Date published: January 1, 2020
Status: Active

Science to Inform Post-fire Conifer Regeneration and Reforestation Strategies Under Changing Climate Conditions

Climate change is causing an increase in the amount of forested area burned by wildfires in the western U.S. The warm, dry post-fire conditions of the region may limit tree regeneration in some areas, potentially causing a shift to non-forest vegetation. Managers are increasingly challenged by the combined impacts of greater wildfire activity, the significant uncertainty about whether forests...

Date published: January 1, 2020
Status: Active

Science to Help Move From Mortality to Recovery in Western Forests and Woodlands

Healthy forests and woodlands in the western United States provide many important benefits, including providing habitat for wildlife, forage for livestock, and clean water for fish and human use. Yet climate change and other stressors, from wildfires and insect attacks to severe droughts, are causing unprecedented tree die offs across the region, threatening many of these ecosystem services....

Date published: January 1, 2020
Status: Active

Scaling up the Hawai‘i Drought Knowledge Exchange: Expanding Stakeholder Reach and Capacity to Address Climate Change, Variability, and Drought

The Hawai‘i Drought Knowledge Exchange project has been successfully piloting three sets of formal collaborative knowledge exchanges between researchers and managers to co-produce customized, site specific drought data products to meet the needs of their partners. Through these pilots, knowledge co-production has demonstrated how active collaboration between researchers and managers in the...

Date published: January 1, 2020
Status: Active

Preliminary Investigation of Machine Learning Approaches to Improve Projections of Future Climate in Hawai‘i

Detailed, reliable projections of future changes in climate are needed by Hawai‘i’s resource managers, such as water utilities managers, land managers, conservation organizations, and decision makers.
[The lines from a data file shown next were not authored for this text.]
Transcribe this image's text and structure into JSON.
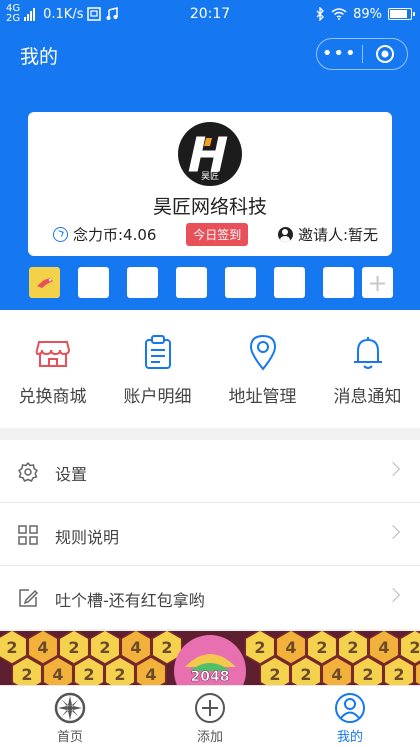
{
  "status_bar": {
    "network_top": "4G",
    "network_bottom": "2G",
    "speed": "0.1K/s",
    "time": "20:17",
    "battery": "89%",
    "battery_level": 0.89
  },
  "header": {
    "title": "我的",
    "more_label": "•••"
  },
  "profile": {
    "avatar_text": "昊匠",
    "company": "昊匠网络科技",
    "coins": "念力币:4.06",
    "checkin_label": "今日签到",
    "inviter": "邀请人:暂无"
  },
  "slots": {
    "count": 7,
    "add_label": "+"
  },
  "grid_menu": [
    {
      "label": "兑换商城",
      "icon": "shop-icon",
      "color": "#e8515a"
    },
    {
      "label": "账户明细",
      "icon": "clipboard-icon",
      "color": "#1678f0"
    },
    {
      "label": "地址管理",
      "icon": "location-pin-icon",
      "color": "#1678f0"
    },
    {
      "label": "消息通知",
      "icon": "bell-icon",
      "color": "#1678f0"
    }
  ],
  "list": [
    {
      "label": "设置",
      "icon": "gear-icon"
    },
    {
      "label": "规则说明",
      "icon": "grid-icon"
    },
    {
      "label": "吐个槽-还有红包拿哟",
      "icon": "edit-icon"
    }
  ],
  "ad_banner": {
    "tile_value": "2",
    "tile_value_alt": "4",
    "score": "2048"
  },
  "tab_bar": [
    {
      "label": "首页",
      "icon": "home-wheel-icon",
      "active": false
    },
    {
      "label": "添加",
      "icon": "add-circle-icon",
      "active": false
    },
    {
      "label": "我的",
      "icon": "user-circle-icon",
      "active": true
    }
  ],
  "colors": {
    "primary": "#1678f0",
    "accent_red": "#e8515a",
    "slot_yellow": "#f3d24a"
  }
}
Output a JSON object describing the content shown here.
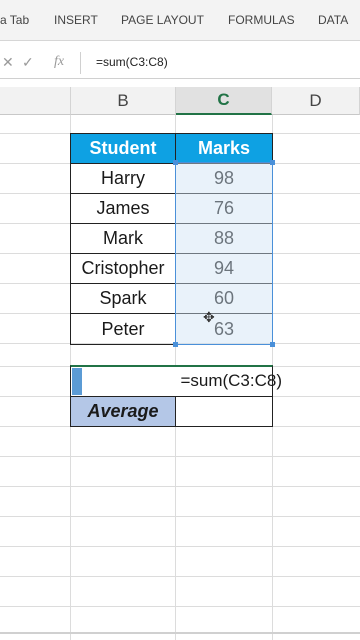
{
  "ribbon": {
    "tabs": [
      "a Tab",
      "INSERT",
      "PAGE LAYOUT",
      "FORMULAS",
      "DATA"
    ]
  },
  "formula_bar": {
    "cancel_icon": "x-icon",
    "enter_icon": "check-icon",
    "fx_label": "fx",
    "formula": "=sum(C3:C8)"
  },
  "columns": {
    "b": "B",
    "c": "C",
    "d": "D"
  },
  "table": {
    "headers": [
      "Student",
      "Marks"
    ],
    "rows": [
      [
        "Harry",
        "98"
      ],
      [
        "James",
        "76"
      ],
      [
        "Mark",
        "88"
      ],
      [
        "Cristopher",
        "94"
      ],
      [
        "Spark",
        "60"
      ],
      [
        "Peter",
        "63"
      ]
    ]
  },
  "summary": {
    "formula_display": "=sum(C3:C8)",
    "average_label": "Average",
    "average_value": ""
  },
  "colors": {
    "header_fill": "#0ea1e3",
    "accent": "#217346",
    "selection": "#4a90d9"
  }
}
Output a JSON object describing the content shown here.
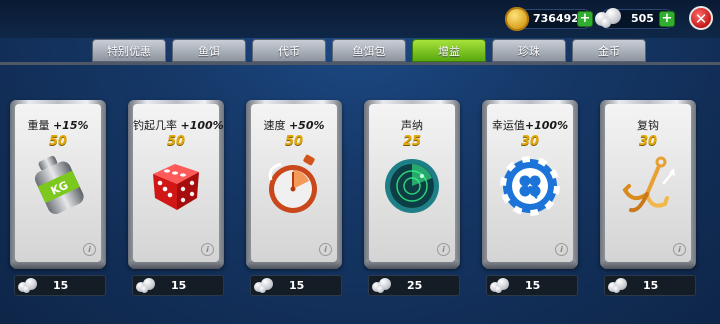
{
  "currency": {
    "coins": "736492",
    "pearls": "505",
    "coin_icon": "gold-coin-icon",
    "pearl_icon": "pearl-icon"
  },
  "close_label": "✕",
  "tabs": [
    {
      "label": "特别优惠",
      "active": false
    },
    {
      "label": "鱼饵",
      "active": false
    },
    {
      "label": "代币",
      "active": false
    },
    {
      "label": "鱼饵包",
      "active": false
    },
    {
      "label": "增益",
      "active": true
    },
    {
      "label": "珍珠",
      "active": false
    },
    {
      "label": "金币",
      "active": false
    }
  ],
  "cards": [
    {
      "name": "重量",
      "bonus": "+15%",
      "cost": "50",
      "price": "15",
      "icon": "kg-weight-icon"
    },
    {
      "name": "钓起几率",
      "bonus": "+100%",
      "cost": "50",
      "price": "15",
      "icon": "red-dice-icon"
    },
    {
      "name": "速度",
      "bonus": "+50%",
      "cost": "50",
      "price": "15",
      "icon": "stopwatch-icon"
    },
    {
      "name": "声纳",
      "bonus": "",
      "cost": "25",
      "price": "25",
      "icon": "sonar-radar-icon"
    },
    {
      "name": "幸运值",
      "bonus": "+100%",
      "cost": "30",
      "price": "15",
      "icon": "lucky-clover-chip-icon"
    },
    {
      "name": "复钩",
      "bonus": "",
      "cost": "30",
      "price": "15",
      "icon": "treble-hook-icon"
    }
  ],
  "info_label": "i",
  "colors": {
    "active_tab": "#6cc01e",
    "cost": "#e2a90a",
    "accent_plus": "#2fae2f"
  }
}
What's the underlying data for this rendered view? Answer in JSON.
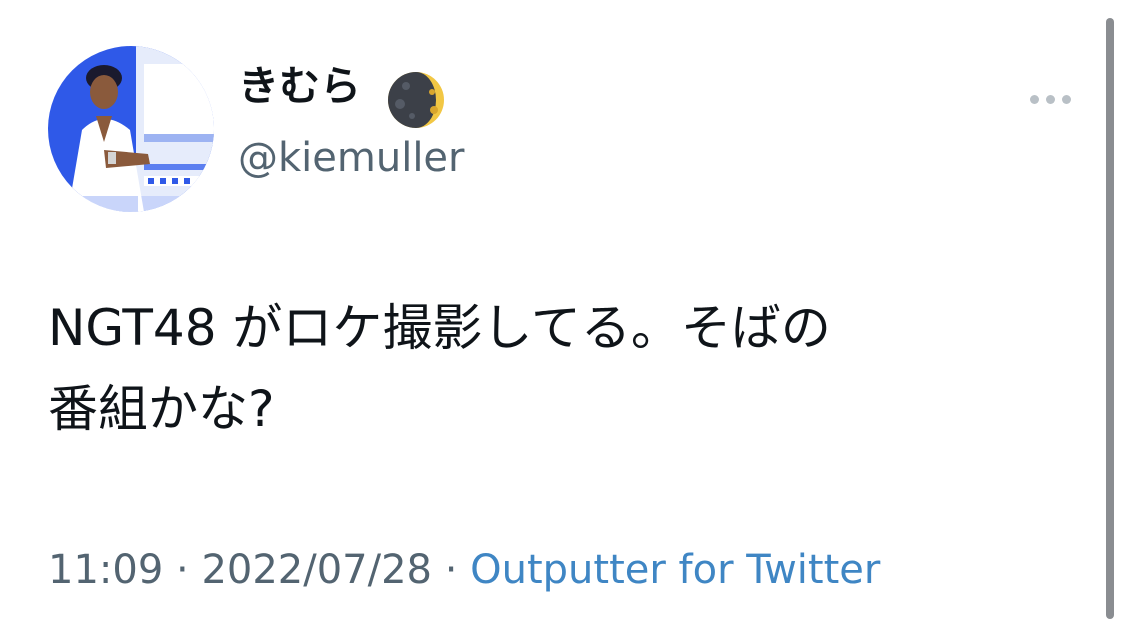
{
  "tweet": {
    "display_name": "きむら",
    "name_emoji_icon": "waning-crescent-moon-icon",
    "handle": "@kiemuller",
    "text_line1": "NGT48 がロケ撮影してる。そばの",
    "text_line2": "番組かな?",
    "time": "11:09",
    "separator": " · ",
    "date": "2022/07/28",
    "source": "Outputter for Twitter"
  },
  "colors": {
    "text_primary": "#0f1419",
    "text_secondary": "#536471",
    "link": "#3f86c4",
    "avatar_bg": "#2f59e8"
  }
}
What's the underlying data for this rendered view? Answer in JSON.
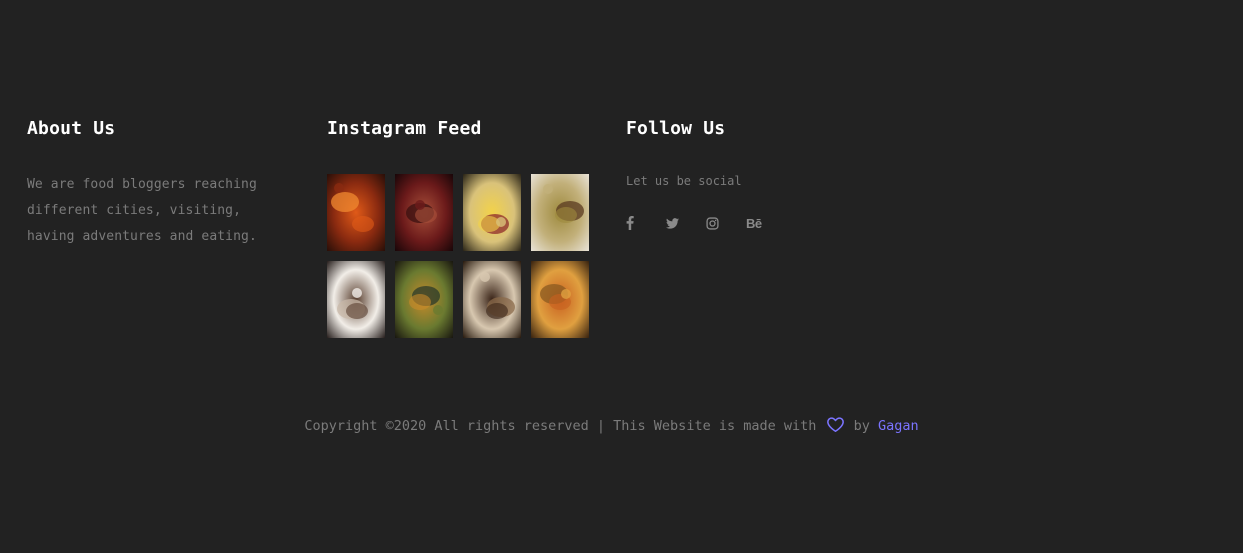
{
  "about": {
    "heading": "About Us",
    "text_line1": "We are food bloggers reaching",
    "text_line2": "different cities, visiting,",
    "text_line3": "having adventures and eating."
  },
  "instagram": {
    "heading": "Instagram Feed",
    "items": [
      {
        "name": "instagram-photo-grilled-meat",
        "colors": [
          "#2a0f08",
          "#8a2a10",
          "#e05a18",
          "#f08a30"
        ]
      },
      {
        "name": "instagram-photo-pizza",
        "colors": [
          "#1a0608",
          "#6b1a1a",
          "#a8503a",
          "#3a1010"
        ]
      },
      {
        "name": "instagram-photo-thali-plate",
        "colors": [
          "#2c2618",
          "#d9c27a",
          "#f2d24a",
          "#8f2b2b"
        ]
      },
      {
        "name": "instagram-photo-paratha-curry",
        "colors": [
          "#e8e2d6",
          "#c2b07a",
          "#9e8a3e",
          "#5a3a20"
        ]
      },
      {
        "name": "instagram-photo-cold-coffee",
        "colors": [
          "#2a2220",
          "#f2eee8",
          "#5a4030",
          "#c8b8a8"
        ]
      },
      {
        "name": "instagram-photo-rolls",
        "colors": [
          "#1a1810",
          "#6a7a30",
          "#c88a2a",
          "#2a3a2a"
        ]
      },
      {
        "name": "instagram-photo-dessert-tray",
        "colors": [
          "#2a1c10",
          "#d8c8b0",
          "#3a2418",
          "#8a6a4a"
        ]
      },
      {
        "name": "instagram-photo-nachos",
        "colors": [
          "#3a2410",
          "#e0a040",
          "#c86020",
          "#8a5a20"
        ]
      }
    ]
  },
  "follow": {
    "heading": "Follow Us",
    "tagline": "Let us be social",
    "icons": [
      {
        "name": "facebook-icon"
      },
      {
        "name": "twitter-icon"
      },
      {
        "name": "instagram-icon"
      },
      {
        "name": "behance-icon",
        "label": "Bē"
      }
    ]
  },
  "footer": {
    "copyright_prefix": "Copyright ©2020 All rights reserved | This Website is made with",
    "by_text": "by",
    "author": "Gagan",
    "accent_color": "#7b74ff",
    "heart_icon": "heart-icon"
  }
}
However, global climate models (or “general circulation models”), which are currently the most commonly used tool for projecting future climate variations, are known for representing large-scale...
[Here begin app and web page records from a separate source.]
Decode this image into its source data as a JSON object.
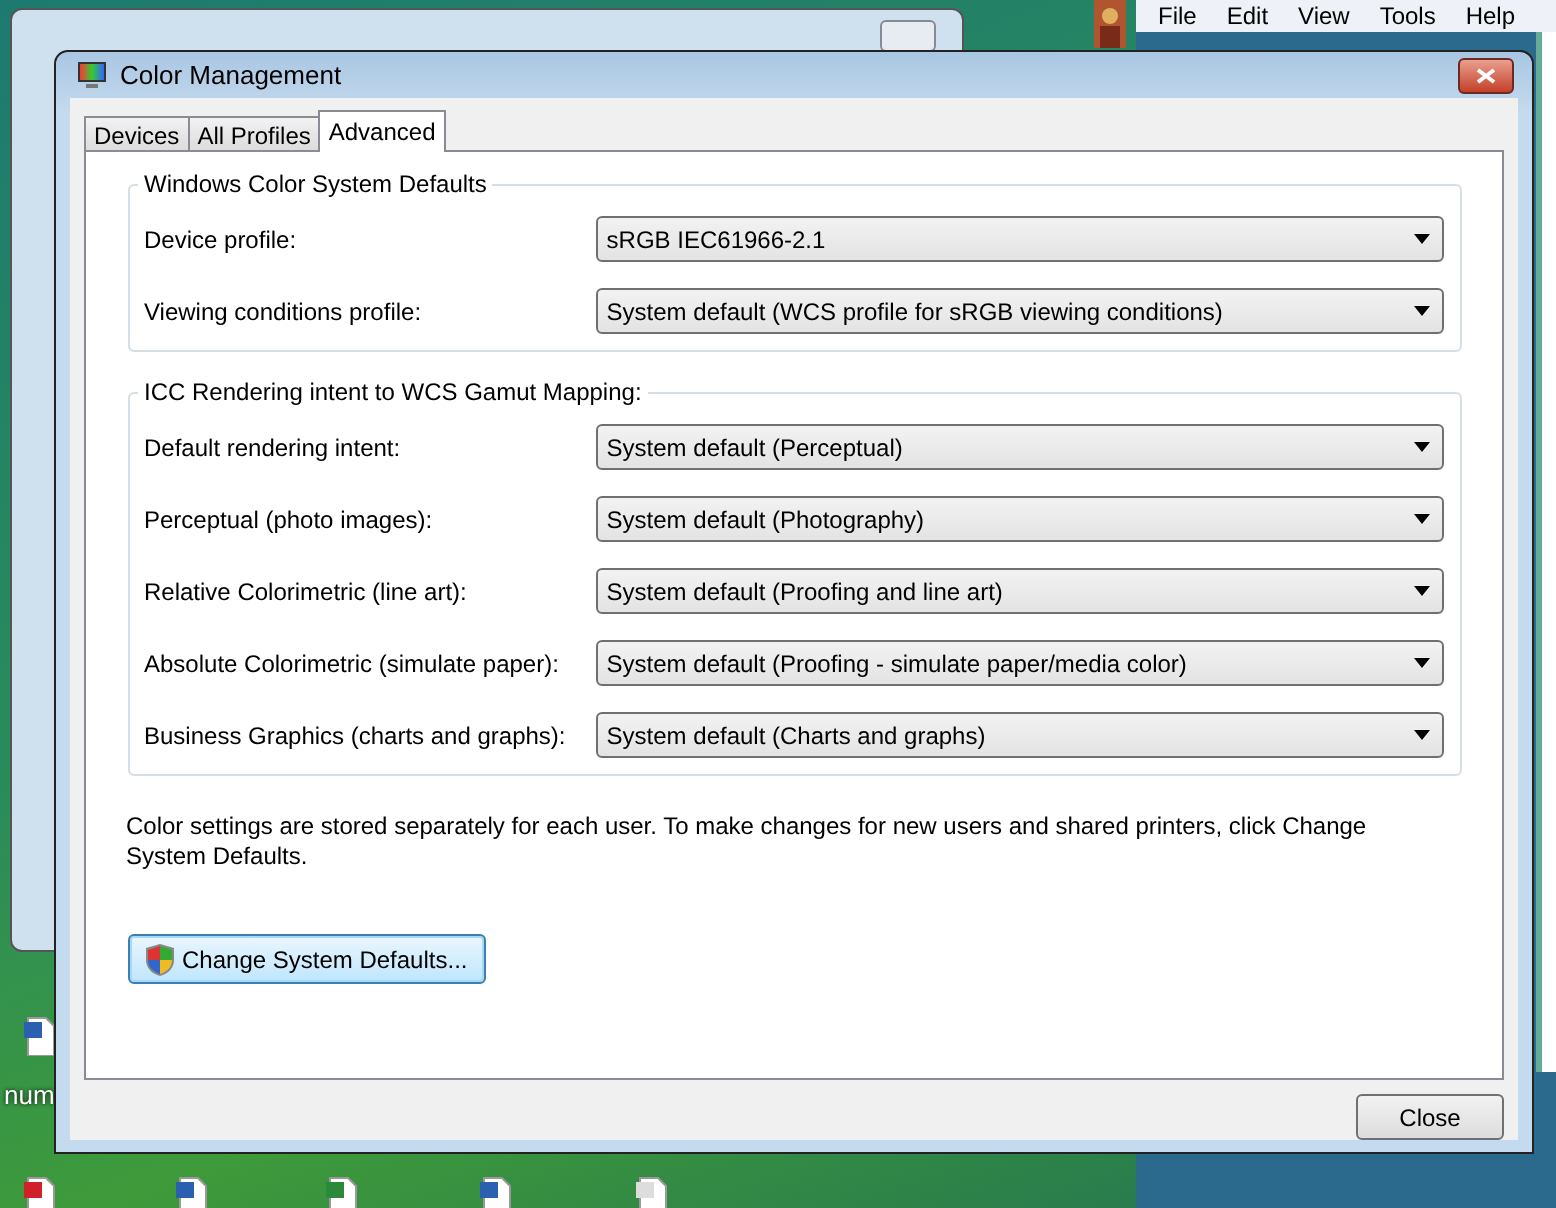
{
  "desktop": {
    "menu_bar": [
      "File",
      "Edit",
      "View",
      "Tools",
      "Help"
    ],
    "icon_label": "num"
  },
  "window": {
    "title": "Color Management",
    "tabs": [
      {
        "label": "Devices",
        "selected": false
      },
      {
        "label": "All Profiles",
        "selected": false
      },
      {
        "label": "Advanced",
        "selected": true
      }
    ],
    "groups": [
      {
        "title": "Windows Color System Defaults",
        "rows": [
          {
            "label": "Device profile:",
            "value": "sRGB IEC61966-2.1"
          },
          {
            "label": "Viewing conditions profile:",
            "value": "System default (WCS profile for sRGB viewing conditions)"
          }
        ]
      },
      {
        "title": "ICC Rendering intent to WCS Gamut Mapping:",
        "rows": [
          {
            "label": "Default rendering intent:",
            "value": "System default (Perceptual)"
          },
          {
            "label": "Perceptual (photo images):",
            "value": "System default (Photography)"
          },
          {
            "label": "Relative Colorimetric (line art):",
            "value": "System default (Proofing and line art)"
          },
          {
            "label": "Absolute Colorimetric (simulate paper):",
            "value": "System default (Proofing - simulate paper/media color)"
          },
          {
            "label": "Business Graphics (charts and graphs):",
            "value": "System default (Charts and graphs)"
          }
        ]
      }
    ],
    "note": "Color settings are stored separately for each user. To make changes for new users and shared printers, click Change System Defaults.",
    "system_button": "Change System Defaults...",
    "close_button": "Close"
  }
}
Date published: January 1, 2020
Status: Active

Malo‘o ka lani, wela ka honua (When the sky is dry, the earth is parched): Investigating the Cultural Dimensions of Indigenous Local Knowledge Responses to Changing Climate Conditions

Hawai‘i’s isolation, paired with limited water resources, make the archipelago sensitive to reductions in water availability. Drought can take different forms, varying across Island geographies with respect to frequency, intensity, duration, and extent. A drought event can exert hydrological, agricultural, ecological, and socio-economic impacts – and these impacts have been growing over the...